■ Provided records
-- Opening Marker --

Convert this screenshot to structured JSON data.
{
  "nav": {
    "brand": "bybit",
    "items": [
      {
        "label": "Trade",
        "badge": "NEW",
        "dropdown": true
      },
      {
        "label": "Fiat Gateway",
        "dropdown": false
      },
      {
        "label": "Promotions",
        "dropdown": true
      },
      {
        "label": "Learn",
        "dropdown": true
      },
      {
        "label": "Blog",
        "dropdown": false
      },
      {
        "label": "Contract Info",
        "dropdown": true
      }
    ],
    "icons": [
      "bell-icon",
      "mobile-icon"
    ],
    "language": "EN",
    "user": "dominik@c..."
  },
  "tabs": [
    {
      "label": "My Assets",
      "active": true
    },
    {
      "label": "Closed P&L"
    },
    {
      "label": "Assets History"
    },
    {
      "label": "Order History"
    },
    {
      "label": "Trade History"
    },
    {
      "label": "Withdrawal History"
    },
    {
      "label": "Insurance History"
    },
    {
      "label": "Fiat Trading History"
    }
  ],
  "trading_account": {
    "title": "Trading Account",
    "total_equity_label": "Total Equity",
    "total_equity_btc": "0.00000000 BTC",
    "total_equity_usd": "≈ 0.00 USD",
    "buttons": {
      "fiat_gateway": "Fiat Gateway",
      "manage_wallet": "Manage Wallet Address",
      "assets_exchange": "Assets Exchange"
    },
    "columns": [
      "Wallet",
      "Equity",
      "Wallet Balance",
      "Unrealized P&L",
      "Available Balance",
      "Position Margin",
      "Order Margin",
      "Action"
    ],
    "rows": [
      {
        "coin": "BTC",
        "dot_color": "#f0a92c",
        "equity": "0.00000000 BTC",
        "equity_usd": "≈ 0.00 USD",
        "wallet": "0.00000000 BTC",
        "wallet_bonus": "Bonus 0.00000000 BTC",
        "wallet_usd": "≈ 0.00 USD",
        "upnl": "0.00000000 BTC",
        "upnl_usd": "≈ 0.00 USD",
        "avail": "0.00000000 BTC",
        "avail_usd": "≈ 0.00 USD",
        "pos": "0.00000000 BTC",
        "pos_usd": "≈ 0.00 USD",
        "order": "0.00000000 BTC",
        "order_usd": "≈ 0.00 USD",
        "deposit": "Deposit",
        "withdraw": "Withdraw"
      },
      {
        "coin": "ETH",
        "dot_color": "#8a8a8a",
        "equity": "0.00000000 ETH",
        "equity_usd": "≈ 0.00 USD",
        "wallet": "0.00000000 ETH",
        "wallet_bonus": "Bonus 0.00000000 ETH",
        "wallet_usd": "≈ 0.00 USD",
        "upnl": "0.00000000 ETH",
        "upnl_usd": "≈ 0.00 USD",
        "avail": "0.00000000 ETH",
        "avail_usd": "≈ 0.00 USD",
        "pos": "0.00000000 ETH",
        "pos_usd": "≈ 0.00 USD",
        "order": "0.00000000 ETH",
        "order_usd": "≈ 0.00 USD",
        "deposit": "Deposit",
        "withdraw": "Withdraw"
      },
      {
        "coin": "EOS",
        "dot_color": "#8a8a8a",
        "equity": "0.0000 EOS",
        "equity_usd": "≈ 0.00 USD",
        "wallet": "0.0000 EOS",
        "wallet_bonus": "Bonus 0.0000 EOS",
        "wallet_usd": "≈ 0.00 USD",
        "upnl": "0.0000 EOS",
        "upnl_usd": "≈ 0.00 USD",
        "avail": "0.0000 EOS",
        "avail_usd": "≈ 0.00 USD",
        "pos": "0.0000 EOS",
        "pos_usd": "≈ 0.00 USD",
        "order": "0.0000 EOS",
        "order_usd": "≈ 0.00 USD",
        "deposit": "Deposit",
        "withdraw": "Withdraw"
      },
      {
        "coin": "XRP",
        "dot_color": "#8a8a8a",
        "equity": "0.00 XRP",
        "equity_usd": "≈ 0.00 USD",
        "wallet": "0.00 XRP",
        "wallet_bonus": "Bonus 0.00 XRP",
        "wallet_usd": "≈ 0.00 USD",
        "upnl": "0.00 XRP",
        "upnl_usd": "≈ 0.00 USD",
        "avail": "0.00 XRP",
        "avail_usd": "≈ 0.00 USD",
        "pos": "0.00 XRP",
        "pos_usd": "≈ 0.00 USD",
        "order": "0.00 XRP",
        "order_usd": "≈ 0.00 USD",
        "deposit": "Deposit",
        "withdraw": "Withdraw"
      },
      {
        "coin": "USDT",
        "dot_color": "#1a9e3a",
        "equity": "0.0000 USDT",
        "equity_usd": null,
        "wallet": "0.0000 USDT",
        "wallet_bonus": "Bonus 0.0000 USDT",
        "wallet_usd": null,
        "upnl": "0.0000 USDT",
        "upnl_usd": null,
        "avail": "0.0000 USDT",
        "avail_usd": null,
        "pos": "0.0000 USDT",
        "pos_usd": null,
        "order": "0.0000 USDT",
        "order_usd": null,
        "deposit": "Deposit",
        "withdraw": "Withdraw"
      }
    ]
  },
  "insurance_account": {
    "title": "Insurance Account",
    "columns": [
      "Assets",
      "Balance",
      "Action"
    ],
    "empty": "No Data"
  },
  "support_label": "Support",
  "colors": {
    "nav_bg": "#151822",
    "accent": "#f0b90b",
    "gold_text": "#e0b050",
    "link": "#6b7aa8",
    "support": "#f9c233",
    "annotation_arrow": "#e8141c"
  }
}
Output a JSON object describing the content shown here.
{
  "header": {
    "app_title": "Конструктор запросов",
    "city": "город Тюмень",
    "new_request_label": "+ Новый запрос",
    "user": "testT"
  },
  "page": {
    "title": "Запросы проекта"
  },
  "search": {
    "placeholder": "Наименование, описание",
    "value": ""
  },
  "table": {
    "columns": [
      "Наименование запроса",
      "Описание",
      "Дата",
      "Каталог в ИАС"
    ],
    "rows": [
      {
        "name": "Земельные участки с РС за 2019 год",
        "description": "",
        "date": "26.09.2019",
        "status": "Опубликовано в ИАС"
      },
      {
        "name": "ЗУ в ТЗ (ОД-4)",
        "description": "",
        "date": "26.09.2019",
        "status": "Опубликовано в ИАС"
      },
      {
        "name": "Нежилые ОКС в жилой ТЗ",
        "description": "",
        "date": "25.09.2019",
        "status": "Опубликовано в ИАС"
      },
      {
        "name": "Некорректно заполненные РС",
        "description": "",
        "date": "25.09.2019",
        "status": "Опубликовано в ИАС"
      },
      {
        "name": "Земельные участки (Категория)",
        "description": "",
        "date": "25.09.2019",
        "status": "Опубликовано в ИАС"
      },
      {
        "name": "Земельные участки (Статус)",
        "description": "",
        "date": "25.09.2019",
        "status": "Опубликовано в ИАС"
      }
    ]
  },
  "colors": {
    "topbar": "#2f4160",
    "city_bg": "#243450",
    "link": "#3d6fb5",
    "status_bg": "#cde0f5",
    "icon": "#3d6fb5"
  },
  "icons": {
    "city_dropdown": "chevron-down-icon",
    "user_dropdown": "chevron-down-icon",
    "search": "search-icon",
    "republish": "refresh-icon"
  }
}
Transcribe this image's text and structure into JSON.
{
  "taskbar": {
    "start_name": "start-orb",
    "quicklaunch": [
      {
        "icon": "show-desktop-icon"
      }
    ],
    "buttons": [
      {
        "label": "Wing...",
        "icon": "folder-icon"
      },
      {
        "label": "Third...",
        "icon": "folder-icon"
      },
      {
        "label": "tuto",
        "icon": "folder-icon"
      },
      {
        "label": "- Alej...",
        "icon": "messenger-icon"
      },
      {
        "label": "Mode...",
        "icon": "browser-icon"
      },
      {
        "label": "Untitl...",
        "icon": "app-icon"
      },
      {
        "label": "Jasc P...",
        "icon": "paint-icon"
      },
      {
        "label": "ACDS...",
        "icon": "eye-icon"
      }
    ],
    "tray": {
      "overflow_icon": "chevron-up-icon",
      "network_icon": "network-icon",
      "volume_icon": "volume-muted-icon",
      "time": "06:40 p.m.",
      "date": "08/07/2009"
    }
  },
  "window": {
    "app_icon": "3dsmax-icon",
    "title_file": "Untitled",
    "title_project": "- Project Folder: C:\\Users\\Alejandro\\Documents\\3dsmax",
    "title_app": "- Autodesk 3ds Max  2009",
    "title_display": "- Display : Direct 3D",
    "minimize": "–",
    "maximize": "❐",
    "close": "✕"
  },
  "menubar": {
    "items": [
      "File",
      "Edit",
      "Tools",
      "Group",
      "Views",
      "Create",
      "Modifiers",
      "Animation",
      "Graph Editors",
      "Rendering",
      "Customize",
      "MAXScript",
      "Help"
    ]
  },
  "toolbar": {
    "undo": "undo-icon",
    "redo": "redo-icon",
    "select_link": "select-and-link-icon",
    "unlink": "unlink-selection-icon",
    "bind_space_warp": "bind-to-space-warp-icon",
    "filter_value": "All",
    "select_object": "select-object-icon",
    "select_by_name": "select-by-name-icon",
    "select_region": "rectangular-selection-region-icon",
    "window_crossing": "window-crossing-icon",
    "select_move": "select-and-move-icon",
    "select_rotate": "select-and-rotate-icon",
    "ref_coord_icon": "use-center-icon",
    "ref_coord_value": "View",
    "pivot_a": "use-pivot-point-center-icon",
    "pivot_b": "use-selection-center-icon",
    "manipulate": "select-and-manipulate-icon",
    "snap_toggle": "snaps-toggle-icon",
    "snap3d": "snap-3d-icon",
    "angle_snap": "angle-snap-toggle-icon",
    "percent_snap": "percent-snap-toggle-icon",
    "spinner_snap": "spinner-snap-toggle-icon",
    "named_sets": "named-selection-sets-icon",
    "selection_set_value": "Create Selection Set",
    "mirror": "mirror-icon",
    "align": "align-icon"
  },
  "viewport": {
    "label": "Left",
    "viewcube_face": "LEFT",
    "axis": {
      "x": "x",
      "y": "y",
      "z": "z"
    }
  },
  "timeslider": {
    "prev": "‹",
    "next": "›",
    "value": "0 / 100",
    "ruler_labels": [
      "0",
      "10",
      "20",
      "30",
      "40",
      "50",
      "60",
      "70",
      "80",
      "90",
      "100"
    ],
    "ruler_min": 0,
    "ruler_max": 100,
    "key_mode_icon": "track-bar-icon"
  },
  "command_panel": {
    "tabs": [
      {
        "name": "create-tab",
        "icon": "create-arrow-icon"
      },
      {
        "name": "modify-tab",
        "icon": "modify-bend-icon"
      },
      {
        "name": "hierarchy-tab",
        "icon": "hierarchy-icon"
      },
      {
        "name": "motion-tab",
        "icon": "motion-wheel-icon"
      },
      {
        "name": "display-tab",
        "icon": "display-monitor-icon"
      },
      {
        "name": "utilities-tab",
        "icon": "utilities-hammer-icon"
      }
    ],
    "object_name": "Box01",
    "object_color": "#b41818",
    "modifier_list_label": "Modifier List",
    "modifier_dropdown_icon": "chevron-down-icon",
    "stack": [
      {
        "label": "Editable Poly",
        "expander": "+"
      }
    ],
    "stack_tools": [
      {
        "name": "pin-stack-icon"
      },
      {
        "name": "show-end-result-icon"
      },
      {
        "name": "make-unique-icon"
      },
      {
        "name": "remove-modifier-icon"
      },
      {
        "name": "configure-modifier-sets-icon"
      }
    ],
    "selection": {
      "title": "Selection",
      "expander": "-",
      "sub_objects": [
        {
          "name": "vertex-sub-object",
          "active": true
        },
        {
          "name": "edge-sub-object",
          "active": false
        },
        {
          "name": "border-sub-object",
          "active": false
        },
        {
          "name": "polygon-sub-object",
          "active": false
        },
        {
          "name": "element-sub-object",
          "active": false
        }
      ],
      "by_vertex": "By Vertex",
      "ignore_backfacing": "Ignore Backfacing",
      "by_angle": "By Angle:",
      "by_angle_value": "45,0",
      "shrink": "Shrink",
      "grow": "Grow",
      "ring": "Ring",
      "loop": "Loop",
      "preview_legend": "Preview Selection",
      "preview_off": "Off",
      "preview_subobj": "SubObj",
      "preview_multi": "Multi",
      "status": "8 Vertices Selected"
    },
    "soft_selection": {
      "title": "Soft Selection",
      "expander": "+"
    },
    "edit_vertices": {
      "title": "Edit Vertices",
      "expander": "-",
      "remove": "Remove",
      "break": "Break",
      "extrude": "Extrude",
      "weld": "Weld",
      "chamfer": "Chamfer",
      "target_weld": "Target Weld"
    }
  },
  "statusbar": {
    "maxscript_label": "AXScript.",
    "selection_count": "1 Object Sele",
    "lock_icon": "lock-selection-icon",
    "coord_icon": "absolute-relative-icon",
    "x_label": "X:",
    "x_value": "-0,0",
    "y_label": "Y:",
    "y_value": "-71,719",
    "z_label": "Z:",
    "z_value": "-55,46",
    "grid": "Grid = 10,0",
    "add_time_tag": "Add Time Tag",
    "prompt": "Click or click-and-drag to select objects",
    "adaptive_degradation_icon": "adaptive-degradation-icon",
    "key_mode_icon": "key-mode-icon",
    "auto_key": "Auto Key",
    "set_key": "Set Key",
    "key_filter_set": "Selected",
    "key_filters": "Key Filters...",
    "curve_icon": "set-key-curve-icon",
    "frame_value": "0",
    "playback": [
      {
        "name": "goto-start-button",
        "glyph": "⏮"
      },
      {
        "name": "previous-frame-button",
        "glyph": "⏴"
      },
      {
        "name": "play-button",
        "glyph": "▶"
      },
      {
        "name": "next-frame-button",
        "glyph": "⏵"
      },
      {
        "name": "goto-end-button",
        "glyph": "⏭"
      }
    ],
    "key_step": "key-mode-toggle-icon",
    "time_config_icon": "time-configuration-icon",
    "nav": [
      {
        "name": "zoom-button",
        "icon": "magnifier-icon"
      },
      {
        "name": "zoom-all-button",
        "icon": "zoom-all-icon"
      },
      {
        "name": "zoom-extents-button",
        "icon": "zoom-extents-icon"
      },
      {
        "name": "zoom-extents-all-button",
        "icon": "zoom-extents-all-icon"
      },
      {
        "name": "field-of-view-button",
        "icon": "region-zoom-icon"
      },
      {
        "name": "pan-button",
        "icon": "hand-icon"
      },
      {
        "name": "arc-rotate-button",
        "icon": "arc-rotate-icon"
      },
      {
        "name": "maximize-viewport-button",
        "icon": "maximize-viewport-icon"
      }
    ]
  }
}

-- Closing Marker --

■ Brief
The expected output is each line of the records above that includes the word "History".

■ Solution to this problem
      "label": "Assets History"
      "label": "Order History"
      "label": "Trade History"
      "label": "Withdrawal History"
      "label": "Insurance History"
      "label": "Fiat Trading History"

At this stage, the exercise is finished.